[THE PROBLEM]:
All pictures are to be dropped, and everything else in the data duplicated exactly.
Start of SOURCE MATERIAL
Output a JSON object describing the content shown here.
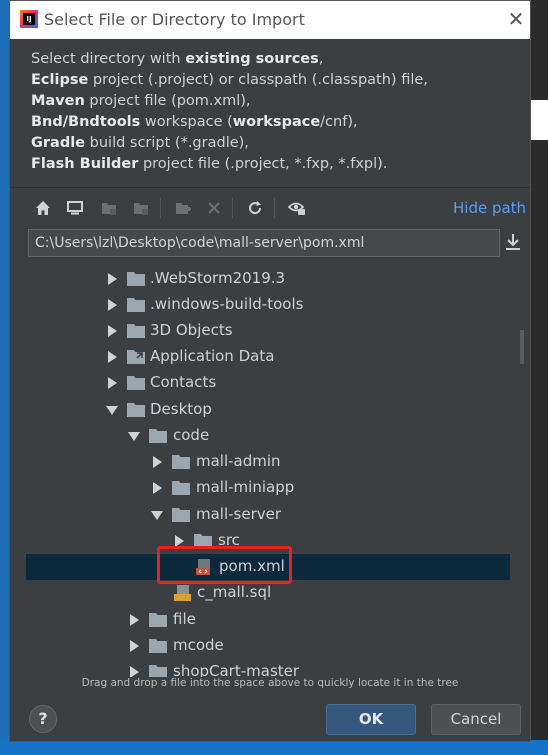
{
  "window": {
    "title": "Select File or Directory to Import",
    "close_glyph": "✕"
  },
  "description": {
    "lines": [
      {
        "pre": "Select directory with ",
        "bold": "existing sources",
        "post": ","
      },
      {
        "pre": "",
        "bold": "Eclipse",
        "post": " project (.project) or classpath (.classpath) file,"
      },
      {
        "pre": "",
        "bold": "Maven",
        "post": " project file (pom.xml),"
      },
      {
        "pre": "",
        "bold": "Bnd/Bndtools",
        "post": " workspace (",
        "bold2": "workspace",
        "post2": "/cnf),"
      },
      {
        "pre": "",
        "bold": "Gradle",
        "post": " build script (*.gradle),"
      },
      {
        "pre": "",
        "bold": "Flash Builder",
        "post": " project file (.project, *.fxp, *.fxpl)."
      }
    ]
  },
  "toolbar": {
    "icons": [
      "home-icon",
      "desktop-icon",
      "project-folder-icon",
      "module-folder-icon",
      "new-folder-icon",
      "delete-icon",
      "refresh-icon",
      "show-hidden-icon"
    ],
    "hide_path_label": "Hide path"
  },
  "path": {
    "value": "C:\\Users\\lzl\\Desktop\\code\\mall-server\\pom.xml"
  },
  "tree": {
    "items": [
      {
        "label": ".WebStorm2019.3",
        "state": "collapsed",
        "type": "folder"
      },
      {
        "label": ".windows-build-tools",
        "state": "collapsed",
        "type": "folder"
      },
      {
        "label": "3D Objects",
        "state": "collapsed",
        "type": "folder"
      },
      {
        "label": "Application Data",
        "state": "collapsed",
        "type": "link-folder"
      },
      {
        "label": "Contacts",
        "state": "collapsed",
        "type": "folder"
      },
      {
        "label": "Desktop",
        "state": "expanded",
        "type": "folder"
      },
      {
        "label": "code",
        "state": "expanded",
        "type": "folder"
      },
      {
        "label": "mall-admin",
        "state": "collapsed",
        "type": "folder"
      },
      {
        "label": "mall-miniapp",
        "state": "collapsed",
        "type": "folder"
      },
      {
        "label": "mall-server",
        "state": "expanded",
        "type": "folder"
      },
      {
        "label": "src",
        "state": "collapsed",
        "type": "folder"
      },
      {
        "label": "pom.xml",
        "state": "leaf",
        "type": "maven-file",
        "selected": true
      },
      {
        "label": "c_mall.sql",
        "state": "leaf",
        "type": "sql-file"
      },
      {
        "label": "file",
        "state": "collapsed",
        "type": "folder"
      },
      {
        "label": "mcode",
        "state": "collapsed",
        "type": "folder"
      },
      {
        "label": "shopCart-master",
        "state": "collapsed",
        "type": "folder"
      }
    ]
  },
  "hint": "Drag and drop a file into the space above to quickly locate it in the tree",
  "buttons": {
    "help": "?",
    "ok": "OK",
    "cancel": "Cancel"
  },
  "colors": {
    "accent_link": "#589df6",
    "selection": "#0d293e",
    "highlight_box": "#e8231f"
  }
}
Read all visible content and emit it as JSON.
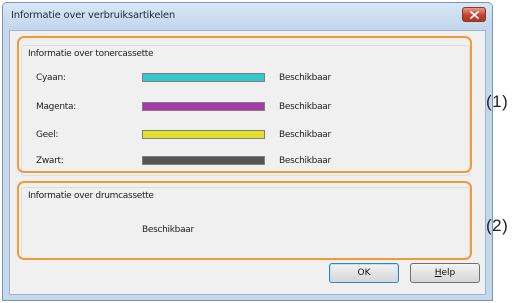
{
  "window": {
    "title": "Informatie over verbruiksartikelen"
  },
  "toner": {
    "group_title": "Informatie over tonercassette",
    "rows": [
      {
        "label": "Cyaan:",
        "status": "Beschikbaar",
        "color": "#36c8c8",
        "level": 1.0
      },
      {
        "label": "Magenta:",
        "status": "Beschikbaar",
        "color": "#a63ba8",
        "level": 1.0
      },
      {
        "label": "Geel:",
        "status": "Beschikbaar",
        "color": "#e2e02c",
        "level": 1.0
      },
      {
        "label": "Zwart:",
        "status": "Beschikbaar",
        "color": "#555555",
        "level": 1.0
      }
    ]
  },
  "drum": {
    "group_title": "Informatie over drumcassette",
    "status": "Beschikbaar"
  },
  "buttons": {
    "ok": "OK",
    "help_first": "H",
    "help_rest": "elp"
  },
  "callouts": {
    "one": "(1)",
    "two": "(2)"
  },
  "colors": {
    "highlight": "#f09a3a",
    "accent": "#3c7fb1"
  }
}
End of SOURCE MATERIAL
[REPLY TO THE TASK]:
Output a JSON object describing the content shown here.
{
  "window": {
    "title": "Select File or Directory to Import",
    "close_glyph": "✕"
  },
  "description": {
    "lines": [
      {
        "pre": "Select directory with ",
        "bold": "existing sources",
        "post": ","
      },
      {
        "pre": "",
        "bold": "Eclipse",
        "post": " project (.project) or classpath (.classpath) file,"
      },
      {
        "pre": "",
        "bold": "Maven",
        "post": " project file (pom.xml),"
      },
      {
        "pre": "",
        "bold": "Bnd/Bndtools",
        "post": " workspace (",
        "bold2": "workspace",
        "post2": "/cnf),"
      },
      {
        "pre": "",
        "bold": "Gradle",
        "post": " build script (*.gradle),"
      },
      {
        "pre": "",
        "bold": "Flash Builder",
        "post": " project file (.project, *.fxp, *.fxpl)."
      }
    ]
  },
  "toolbar": {
    "icons": [
      "home-icon",
      "desktop-icon",
      "project-folder-icon",
      "module-folder-icon",
      "new-folder-icon",
      "delete-icon",
      "refresh-icon",
      "show-hidden-icon"
    ],
    "hide_path_label": "Hide path"
  },
  "path": {
    "value": "C:\\Users\\lzl\\Desktop\\code\\mall-server\\pom.xml"
  },
  "tree": {
    "items": [
      {
        "label": ".WebStorm2019.3",
        "state": "collapsed",
        "type": "folder"
      },
      {
        "label": ".windows-build-tools",
        "state": "collapsed",
        "type": "folder"
      },
      {
        "label": "3D Objects",
        "state": "collapsed",
        "type": "folder"
      },
      {
        "label": "Application Data",
        "state": "collapsed",
        "type": "link-folder"
      },
      {
        "label": "Contacts",
        "state": "collapsed",
        "type": "folder"
      },
      {
        "label": "Desktop",
        "state": "expanded",
        "type": "folder"
      },
      {
        "label": "code",
        "state": "expanded",
        "type": "folder"
      },
      {
        "label": "mall-admin",
        "state": "collapsed",
        "type": "folder"
      },
      {
        "label": "mall-miniapp",
        "state": "collapsed",
        "type": "folder"
      },
      {
        "label": "mall-server",
        "state": "expanded",
        "type": "folder"
      },
      {
        "label": "src",
        "state": "collapsed",
        "type": "folder"
      },
      {
        "label": "pom.xml",
        "state": "leaf",
        "type": "maven-file",
        "selected": true
      },
      {
        "label": "c_mall.sql",
        "state": "leaf",
        "type": "sql-file"
      },
      {
        "label": "file",
        "state": "collapsed",
        "type": "folder"
      },
      {
        "label": "mcode",
        "state": "collapsed",
        "type": "folder"
      },
      {
        "label": "shopCart-master",
        "state": "collapsed",
        "type": "folder"
      }
    ]
  },
  "hint": "Drag and drop a file into the space above to quickly locate it in the tree",
  "buttons": {
    "help": "?",
    "ok": "OK",
    "cancel": "Cancel"
  },
  "colors": {
    "accent_link": "#589df6",
    "selection": "#0d293e",
    "highlight_box": "#e8231f"
  }
}
Read all visible content and emit it as JSON.
{
  "window": {
    "title": "Informatie over verbruiksartikelen"
  },
  "toner": {
    "group_title": "Informatie over tonercassette",
    "rows": [
      {
        "label": "Cyaan:",
        "status": "Beschikbaar",
        "color": "#36c8c8",
        "level": 1.0
      },
      {
        "label": "Magenta:",
        "status": "Beschikbaar",
        "color": "#a63ba8",
        "level": 1.0
      },
      {
        "label": "Geel:",
        "status": "Beschikbaar",
        "color": "#e2e02c",
        "level": 1.0
      },
      {
        "label": "Zwart:",
        "status": "Beschikbaar",
        "color": "#555555",
        "level": 1.0
      }
    ]
  },
  "drum": {
    "group_title": "Informatie over drumcassette",
    "status": "Beschikbaar"
  },
  "buttons": {
    "ok": "OK",
    "help_first": "H",
    "help_rest": "elp"
  },
  "callouts": {
    "one": "(1)",
    "two": "(2)"
  },
  "colors": {
    "highlight": "#f09a3a",
    "accent": "#3c7fb1"
  }
}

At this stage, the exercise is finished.